- **Task brief**: From the entries, copy each line that includes "Styles".

(Beginning of The records)

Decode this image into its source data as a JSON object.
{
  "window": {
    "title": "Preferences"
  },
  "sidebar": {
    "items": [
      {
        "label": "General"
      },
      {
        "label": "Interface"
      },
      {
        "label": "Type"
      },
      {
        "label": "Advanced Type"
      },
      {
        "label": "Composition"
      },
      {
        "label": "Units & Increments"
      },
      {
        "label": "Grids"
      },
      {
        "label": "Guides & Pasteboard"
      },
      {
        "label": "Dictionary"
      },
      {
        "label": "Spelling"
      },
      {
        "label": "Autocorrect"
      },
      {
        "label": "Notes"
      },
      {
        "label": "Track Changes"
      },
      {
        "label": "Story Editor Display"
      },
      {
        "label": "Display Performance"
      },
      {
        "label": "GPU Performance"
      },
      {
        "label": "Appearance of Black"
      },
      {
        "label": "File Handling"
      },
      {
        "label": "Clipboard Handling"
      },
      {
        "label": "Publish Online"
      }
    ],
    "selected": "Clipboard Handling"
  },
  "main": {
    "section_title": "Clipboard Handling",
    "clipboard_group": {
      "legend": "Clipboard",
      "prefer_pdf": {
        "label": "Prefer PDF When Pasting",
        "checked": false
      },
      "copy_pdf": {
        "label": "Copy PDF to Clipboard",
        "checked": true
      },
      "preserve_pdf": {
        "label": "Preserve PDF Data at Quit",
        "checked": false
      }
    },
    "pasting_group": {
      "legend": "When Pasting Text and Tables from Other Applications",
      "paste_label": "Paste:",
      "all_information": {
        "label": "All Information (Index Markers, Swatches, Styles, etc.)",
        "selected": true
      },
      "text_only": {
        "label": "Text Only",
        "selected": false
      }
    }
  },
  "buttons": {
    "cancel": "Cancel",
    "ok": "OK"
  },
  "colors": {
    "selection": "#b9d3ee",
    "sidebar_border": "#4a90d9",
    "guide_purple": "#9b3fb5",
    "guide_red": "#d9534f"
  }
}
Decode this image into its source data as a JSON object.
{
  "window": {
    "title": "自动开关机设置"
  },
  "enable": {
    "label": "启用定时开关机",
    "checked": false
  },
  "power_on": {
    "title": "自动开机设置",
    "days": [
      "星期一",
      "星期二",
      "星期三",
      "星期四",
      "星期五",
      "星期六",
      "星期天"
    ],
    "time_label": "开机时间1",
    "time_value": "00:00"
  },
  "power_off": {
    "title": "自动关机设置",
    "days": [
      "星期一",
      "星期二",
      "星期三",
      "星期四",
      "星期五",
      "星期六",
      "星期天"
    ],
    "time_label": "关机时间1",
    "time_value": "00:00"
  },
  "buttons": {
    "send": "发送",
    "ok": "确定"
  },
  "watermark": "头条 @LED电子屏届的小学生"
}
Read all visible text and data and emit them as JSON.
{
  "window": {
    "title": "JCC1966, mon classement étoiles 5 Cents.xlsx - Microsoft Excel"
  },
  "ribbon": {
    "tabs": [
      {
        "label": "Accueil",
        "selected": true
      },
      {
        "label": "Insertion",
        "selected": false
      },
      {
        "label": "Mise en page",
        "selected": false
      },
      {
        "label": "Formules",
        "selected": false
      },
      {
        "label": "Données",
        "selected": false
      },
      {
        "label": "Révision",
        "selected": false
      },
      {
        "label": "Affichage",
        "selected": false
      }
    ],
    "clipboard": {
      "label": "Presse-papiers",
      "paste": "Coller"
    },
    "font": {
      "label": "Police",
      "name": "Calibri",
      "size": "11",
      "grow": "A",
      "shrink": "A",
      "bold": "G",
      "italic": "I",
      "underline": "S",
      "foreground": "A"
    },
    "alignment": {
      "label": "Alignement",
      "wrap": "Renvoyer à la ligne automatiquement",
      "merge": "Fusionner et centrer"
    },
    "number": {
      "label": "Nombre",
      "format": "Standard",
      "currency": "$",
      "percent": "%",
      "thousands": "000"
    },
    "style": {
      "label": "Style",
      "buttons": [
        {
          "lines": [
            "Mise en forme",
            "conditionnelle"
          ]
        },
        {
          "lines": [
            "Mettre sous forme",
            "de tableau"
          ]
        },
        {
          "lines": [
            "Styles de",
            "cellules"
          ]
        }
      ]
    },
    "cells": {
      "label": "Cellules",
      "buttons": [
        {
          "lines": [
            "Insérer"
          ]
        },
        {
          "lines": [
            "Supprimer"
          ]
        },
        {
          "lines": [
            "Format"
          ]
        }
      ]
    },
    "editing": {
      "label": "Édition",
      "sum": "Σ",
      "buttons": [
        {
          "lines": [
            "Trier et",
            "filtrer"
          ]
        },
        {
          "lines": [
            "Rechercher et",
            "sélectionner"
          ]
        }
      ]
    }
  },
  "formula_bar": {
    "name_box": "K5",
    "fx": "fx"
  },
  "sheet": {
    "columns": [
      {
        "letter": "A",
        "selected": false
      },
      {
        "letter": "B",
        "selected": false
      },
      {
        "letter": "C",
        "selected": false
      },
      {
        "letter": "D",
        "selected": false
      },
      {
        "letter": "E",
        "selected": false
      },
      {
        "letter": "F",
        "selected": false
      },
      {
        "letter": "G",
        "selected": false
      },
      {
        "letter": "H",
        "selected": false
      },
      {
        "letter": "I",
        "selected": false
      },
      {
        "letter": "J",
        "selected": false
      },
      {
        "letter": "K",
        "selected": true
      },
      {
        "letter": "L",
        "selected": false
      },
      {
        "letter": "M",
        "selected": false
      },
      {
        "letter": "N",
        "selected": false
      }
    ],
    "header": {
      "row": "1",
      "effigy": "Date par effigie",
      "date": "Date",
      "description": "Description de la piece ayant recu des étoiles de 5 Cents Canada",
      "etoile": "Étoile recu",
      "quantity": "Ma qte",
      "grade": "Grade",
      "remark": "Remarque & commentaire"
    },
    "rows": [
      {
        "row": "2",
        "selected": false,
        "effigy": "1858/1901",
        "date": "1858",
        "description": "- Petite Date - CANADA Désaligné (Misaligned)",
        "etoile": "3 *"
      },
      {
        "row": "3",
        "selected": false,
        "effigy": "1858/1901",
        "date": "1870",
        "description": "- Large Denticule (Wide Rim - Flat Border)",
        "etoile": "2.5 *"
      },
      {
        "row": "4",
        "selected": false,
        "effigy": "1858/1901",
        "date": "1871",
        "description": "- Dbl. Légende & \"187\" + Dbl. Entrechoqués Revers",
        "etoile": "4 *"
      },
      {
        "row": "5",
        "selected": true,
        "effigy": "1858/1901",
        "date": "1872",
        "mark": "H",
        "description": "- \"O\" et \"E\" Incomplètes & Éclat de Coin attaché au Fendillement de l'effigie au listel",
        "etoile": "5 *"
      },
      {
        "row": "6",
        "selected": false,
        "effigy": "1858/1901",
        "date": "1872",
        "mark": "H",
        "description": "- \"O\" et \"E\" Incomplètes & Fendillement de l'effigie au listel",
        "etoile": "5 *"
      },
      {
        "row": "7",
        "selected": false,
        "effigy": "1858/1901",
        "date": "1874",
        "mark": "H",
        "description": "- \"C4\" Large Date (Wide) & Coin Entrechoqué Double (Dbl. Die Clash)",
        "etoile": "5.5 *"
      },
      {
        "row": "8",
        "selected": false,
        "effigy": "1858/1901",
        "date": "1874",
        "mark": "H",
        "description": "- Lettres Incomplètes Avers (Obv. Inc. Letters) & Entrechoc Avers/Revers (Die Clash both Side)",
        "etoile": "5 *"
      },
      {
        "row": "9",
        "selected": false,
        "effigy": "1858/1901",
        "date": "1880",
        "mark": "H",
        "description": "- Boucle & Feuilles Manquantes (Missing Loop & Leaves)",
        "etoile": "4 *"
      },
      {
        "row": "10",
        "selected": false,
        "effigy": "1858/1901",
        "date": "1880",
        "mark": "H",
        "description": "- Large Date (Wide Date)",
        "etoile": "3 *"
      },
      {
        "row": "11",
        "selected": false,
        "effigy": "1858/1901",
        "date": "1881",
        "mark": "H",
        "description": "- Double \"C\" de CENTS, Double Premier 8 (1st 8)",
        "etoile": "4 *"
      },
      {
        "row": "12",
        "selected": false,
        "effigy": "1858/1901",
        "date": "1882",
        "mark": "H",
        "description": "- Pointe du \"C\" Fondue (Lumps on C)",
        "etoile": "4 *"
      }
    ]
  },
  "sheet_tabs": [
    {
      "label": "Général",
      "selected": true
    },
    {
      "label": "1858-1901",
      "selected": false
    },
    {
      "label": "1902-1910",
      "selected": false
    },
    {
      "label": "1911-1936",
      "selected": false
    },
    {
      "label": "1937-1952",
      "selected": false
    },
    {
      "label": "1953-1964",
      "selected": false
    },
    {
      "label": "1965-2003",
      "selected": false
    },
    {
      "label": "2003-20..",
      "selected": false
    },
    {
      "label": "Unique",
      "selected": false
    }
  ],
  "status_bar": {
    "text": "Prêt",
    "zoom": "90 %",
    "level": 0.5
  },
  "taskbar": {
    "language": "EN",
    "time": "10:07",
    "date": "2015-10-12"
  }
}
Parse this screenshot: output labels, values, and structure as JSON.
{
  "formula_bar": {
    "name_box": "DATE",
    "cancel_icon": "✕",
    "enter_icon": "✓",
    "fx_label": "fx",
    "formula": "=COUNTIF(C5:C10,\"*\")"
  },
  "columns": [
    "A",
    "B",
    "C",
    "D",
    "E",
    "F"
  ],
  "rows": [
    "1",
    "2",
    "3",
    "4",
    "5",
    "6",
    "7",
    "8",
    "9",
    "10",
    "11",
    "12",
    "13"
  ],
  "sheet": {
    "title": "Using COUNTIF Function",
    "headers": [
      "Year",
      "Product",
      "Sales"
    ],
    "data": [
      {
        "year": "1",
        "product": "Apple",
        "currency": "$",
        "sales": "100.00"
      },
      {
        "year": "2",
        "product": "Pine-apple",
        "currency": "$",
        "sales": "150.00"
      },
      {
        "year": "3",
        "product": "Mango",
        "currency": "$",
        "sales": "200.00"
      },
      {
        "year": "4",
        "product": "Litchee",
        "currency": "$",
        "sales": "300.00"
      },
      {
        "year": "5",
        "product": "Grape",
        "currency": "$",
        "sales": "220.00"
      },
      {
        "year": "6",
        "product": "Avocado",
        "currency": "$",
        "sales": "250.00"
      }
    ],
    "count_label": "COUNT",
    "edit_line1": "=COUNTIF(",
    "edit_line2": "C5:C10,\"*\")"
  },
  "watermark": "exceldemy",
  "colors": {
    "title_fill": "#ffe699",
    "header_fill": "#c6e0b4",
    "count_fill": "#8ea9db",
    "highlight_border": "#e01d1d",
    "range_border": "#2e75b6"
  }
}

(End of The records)

- **The completed task**:
        "label": "All Information (Index Markers, Swatches, Styles, etc.)",
            "Styles de",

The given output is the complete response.